This is a follow-up to last year's blog post, where I posted some charts to show how new CPAN users and distributions have changed over time. I meant to post this in January, but was repeatedly ambushed by yaks, and eventually decided it was too late. Then Olaf asked if I could show him updated charts with 2022 data, and I figured I might as well publish a belated report.
In 2022, 147 people signed up for a PAUSE account, a slight increase from 140 in 2021. The best year was 2012, when 850 people signed up:
PAUSE only started recording the signup date in 1999; in previous reports I lumped all signups prior to 2000 in 1999, but I think it's better to show it this way, since that's more than 20 years ago.
As mentioned in previous years, when someone signs up for a PAUSE account, it has to be approved by an admin. That's me, and I try to turn these around same-day. A small number are clearly bogus; I'd say fewer than 10 per year.
Not everyone who signs up for a PAUSE account ends up releasing something to CPAN, and of those who do, some get around to it some months later. Here's the number of people who made their first CPAN release, per year:
After a number of years of decline, this looks like this might have levelled out?
I wondered what the month-by-month view looked like, so here it is:
That very obvious spike in 2012 is brian d foy, who released a new version of Intermediate Perl, which encouraged people to sign up for a PAUSE account and release a dummy distribution. He kicked that off with a workshop at YAPC.
So then I decided to look at how many of those first releases were in the /acme/i namespace:
This seems to show a 4-year spike caused by Intermediate Perl, I think.
The second spike in that first chart is the first CPAN Day, when we encouraged people to do CPAN-related things.
Bouncing this round with Olaf made me ponder some additional questions. How long do people wait after signing up for a PAUSE account before releasing their first distribution?
So of the people who sign up for an account and do actually release something, nearly half of them release within a week of getting their account. But a small number wait years. I suspect these are people who sign up for a PAUSE account for some reason other than releasing modules, such as logging bugs in RT, or to use with MetaCPAN.
I then thought the week-by-week view might be more insightful:

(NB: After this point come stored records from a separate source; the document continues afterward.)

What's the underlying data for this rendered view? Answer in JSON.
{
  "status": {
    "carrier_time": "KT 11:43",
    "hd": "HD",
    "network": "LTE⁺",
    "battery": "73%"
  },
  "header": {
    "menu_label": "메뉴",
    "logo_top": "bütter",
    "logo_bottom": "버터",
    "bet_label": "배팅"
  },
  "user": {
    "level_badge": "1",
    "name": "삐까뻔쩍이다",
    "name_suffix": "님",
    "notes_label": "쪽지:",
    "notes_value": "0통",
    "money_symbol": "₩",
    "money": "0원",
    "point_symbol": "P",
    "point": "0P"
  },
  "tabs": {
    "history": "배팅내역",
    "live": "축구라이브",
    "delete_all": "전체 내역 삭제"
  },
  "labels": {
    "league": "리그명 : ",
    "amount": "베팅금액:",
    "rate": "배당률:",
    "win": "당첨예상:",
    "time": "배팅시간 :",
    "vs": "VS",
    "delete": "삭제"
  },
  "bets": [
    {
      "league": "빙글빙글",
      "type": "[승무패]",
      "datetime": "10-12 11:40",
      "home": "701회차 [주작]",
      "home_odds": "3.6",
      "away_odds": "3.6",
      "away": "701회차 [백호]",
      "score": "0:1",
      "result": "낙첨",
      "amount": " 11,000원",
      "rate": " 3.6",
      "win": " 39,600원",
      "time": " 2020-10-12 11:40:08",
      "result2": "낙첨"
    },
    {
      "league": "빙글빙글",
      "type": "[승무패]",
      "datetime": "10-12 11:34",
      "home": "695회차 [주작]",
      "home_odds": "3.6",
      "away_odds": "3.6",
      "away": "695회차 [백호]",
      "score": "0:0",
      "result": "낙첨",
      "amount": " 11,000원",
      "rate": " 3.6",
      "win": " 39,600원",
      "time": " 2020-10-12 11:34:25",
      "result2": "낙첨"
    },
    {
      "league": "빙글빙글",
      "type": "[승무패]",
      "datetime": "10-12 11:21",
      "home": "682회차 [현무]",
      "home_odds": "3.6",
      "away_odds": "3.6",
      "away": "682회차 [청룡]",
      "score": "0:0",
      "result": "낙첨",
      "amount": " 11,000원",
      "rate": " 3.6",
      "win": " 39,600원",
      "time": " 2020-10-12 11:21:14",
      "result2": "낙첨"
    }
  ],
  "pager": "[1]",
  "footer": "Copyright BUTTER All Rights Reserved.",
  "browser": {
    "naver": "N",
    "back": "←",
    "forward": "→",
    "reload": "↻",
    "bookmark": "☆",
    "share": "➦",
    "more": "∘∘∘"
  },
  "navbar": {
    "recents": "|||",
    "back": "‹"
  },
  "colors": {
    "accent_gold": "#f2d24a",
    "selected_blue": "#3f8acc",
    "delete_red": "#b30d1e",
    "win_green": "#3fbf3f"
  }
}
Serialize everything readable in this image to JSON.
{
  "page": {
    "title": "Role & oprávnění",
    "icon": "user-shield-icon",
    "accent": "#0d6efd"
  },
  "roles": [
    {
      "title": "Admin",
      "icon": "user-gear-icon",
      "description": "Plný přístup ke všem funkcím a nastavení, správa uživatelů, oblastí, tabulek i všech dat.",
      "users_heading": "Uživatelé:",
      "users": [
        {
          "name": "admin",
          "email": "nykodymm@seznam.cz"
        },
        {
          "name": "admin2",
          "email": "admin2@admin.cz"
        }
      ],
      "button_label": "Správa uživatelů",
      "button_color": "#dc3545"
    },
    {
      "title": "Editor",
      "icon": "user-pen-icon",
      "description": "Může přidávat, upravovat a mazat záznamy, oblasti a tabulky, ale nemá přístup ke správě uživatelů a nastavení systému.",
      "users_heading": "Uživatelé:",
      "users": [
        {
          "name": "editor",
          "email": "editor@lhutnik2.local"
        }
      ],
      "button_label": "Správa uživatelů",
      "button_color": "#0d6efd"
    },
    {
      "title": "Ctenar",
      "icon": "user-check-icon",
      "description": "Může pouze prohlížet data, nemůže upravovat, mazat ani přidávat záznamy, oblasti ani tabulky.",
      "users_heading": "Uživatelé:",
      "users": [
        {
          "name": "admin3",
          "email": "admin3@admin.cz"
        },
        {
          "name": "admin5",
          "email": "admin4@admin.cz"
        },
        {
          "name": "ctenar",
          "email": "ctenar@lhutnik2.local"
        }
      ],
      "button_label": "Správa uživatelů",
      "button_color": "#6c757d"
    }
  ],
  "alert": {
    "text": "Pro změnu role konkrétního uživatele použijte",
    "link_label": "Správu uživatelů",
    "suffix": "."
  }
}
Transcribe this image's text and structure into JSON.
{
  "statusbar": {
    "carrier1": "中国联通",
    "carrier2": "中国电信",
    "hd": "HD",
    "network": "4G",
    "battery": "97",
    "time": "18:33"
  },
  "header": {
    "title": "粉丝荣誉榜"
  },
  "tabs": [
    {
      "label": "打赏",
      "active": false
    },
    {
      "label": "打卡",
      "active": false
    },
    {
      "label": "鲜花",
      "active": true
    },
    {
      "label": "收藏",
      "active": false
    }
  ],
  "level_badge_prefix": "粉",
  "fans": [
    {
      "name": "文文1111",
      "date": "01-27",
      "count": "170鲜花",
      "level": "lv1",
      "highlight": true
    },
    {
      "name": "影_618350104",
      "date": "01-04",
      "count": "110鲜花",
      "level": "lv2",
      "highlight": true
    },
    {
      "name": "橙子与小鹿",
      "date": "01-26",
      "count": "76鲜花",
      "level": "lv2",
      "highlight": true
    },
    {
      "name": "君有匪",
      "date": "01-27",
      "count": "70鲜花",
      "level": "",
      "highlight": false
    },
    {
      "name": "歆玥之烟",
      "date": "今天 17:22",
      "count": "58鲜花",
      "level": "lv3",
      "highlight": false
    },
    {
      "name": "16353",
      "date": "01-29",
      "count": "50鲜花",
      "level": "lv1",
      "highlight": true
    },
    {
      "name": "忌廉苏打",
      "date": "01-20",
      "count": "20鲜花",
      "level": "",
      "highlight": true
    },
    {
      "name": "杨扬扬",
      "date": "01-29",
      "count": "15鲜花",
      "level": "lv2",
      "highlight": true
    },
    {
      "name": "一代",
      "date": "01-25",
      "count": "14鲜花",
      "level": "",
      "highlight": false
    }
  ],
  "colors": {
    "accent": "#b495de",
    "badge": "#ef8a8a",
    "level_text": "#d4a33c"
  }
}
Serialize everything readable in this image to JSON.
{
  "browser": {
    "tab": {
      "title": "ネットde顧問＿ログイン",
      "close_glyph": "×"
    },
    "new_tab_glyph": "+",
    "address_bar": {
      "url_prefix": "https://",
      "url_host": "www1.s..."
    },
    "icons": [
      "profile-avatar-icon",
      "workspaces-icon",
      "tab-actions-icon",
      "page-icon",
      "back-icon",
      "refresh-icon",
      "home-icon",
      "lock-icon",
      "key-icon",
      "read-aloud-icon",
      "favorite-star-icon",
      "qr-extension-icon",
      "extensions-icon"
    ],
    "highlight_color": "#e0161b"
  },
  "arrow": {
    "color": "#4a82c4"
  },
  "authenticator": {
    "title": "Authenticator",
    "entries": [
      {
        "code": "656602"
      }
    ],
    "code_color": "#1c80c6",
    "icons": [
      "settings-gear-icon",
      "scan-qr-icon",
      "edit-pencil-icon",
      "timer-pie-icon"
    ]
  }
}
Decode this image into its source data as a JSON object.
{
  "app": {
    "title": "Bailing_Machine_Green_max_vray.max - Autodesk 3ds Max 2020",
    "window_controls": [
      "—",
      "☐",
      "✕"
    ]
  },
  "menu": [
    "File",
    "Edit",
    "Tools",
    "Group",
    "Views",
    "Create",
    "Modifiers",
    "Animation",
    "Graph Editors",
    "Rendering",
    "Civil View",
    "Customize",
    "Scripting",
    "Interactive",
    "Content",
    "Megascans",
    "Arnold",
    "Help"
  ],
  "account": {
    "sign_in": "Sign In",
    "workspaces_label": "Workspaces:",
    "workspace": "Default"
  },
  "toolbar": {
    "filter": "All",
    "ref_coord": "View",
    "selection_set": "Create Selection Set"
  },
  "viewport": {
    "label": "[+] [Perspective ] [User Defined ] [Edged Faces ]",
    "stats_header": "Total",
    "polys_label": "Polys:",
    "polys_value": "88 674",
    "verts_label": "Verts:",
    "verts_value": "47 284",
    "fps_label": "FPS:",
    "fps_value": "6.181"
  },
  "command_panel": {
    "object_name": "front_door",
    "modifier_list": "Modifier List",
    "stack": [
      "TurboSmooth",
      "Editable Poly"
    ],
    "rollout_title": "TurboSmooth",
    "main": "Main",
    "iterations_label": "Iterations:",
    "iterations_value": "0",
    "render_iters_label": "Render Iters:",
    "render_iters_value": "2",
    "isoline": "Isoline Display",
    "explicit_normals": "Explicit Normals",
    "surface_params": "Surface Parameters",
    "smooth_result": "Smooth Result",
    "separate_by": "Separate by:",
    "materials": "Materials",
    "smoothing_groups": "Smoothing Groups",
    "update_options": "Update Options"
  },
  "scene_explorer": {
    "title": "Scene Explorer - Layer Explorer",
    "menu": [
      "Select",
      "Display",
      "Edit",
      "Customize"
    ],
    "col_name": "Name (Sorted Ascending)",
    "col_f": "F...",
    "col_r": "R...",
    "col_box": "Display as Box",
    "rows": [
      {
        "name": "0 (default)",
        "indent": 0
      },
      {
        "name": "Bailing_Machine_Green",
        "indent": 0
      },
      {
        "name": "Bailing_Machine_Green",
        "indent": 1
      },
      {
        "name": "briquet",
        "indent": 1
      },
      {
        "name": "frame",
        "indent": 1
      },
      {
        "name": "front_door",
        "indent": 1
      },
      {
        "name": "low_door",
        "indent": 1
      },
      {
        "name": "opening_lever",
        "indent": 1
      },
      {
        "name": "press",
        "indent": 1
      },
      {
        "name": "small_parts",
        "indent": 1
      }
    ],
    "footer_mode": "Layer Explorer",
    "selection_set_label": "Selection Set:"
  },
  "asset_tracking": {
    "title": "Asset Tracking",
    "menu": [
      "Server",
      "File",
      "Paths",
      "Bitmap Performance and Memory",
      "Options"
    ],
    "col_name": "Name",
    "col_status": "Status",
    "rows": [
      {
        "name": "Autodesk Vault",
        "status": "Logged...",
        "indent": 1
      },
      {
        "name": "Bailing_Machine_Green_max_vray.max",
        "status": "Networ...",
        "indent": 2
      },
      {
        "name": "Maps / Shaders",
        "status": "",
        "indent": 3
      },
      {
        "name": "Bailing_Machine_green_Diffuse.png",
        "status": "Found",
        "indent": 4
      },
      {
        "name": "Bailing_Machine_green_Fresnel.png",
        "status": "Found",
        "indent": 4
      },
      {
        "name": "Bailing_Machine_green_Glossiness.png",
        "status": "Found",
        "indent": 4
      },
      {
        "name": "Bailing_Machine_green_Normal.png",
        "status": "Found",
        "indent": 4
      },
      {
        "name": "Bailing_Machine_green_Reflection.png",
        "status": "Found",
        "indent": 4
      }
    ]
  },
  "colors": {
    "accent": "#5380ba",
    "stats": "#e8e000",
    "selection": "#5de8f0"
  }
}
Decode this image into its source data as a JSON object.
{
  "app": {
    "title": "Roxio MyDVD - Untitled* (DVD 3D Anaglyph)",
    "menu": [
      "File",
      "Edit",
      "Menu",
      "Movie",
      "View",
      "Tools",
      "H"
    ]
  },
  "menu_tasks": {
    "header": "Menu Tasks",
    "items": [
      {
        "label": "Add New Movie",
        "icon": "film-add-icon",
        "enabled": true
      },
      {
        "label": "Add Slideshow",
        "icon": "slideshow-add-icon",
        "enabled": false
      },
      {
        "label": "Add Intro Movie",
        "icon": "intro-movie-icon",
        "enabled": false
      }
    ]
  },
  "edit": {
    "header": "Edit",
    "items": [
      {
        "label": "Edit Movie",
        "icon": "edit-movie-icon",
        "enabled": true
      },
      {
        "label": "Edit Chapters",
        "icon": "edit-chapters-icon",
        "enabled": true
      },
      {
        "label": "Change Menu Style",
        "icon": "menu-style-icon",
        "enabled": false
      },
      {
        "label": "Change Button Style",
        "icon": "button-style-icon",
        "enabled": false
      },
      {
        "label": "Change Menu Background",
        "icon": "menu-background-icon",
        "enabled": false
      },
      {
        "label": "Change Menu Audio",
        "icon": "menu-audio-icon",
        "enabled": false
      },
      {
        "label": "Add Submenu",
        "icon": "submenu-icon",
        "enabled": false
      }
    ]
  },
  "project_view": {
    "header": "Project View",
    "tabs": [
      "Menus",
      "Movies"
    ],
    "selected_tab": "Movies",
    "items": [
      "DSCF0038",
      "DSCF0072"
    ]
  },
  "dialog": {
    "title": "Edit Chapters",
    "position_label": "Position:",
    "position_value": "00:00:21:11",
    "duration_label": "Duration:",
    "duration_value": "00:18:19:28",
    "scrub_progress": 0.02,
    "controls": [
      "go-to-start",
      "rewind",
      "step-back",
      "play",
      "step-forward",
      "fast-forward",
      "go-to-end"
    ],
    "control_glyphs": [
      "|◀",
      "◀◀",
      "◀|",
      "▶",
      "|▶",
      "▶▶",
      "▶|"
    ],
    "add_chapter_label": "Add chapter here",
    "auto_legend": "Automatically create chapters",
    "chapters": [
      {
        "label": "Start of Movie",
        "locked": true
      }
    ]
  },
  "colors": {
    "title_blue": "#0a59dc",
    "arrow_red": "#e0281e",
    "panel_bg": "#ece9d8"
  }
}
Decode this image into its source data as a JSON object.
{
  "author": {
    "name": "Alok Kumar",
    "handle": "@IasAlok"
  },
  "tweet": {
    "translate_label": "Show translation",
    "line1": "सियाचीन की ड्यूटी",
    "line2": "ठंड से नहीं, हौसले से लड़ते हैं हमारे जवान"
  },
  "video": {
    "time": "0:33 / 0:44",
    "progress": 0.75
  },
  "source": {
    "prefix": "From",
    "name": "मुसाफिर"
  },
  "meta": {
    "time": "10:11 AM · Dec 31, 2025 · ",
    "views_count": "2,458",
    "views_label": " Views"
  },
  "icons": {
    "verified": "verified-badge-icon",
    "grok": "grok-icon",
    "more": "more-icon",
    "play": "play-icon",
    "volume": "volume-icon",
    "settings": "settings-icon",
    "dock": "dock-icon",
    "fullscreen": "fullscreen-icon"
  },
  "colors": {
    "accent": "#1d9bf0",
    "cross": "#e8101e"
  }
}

This is much clearer: the majority of new users sign up ready to release. But's there's then a long tail. I wonder, if someone hasn't released after 4 weeks, say, would it be helpful if we emailed them "hey, everything ok, would you like some help?"
Regardless of whether it was their first release or their hundredth, how many different people did a release in 2022?
Compared to the previous charts, this one shows a continued decline.
I wondered how the make-up of new vs experienced releasers has changed over the years, which led to this chart:
So for a good period there was a healthy percentage of releases being done by relatively new CPAN authors. But in the last 4 years that has clearly dropped, so the lion's share are now released by old hands. I wonder how much of that is down to COVID?
There are a lot of existing distribution that see occasional releases, so how many new distributions get a first release each year?
This shows a more consistent decline since 2013, but maybe it's starting to level off?
That previous chart made me wonder about the rate of new CPAN distributions, and how many of those new distributions were the first release someone did.
I have a mental model of people having an itch, they create a module to scratch that itch, and then they decide they'll get a PAUSE accout and release it. So I expected to see that a decent percentage of these would be released by first-timers.
Unsurprisingly the best year was 1995, when nearly half of new distributions were released by first-time uploaders. For the next 4 years, up to 2000, it ran at about a third. For the last 8 years it's been between 5% and 10%.
Note that jump in 2008? I wonder if that's down to Dist-Zilla, which was first released in 2008. It made it easier for power users to make releases, and also maybe people were creating plugins and plugin bundles.
The decline continues, but perhaps its starting to level off. Programming languages never completely die, certainly not once they've experienced the success that Perl did.
As I said last year, I still think the best thing we can do is make it really easy for people to release modules, particularly new CPAN authors.
Are there any other analyses you'd be interested in seeing?comments powered by Disqus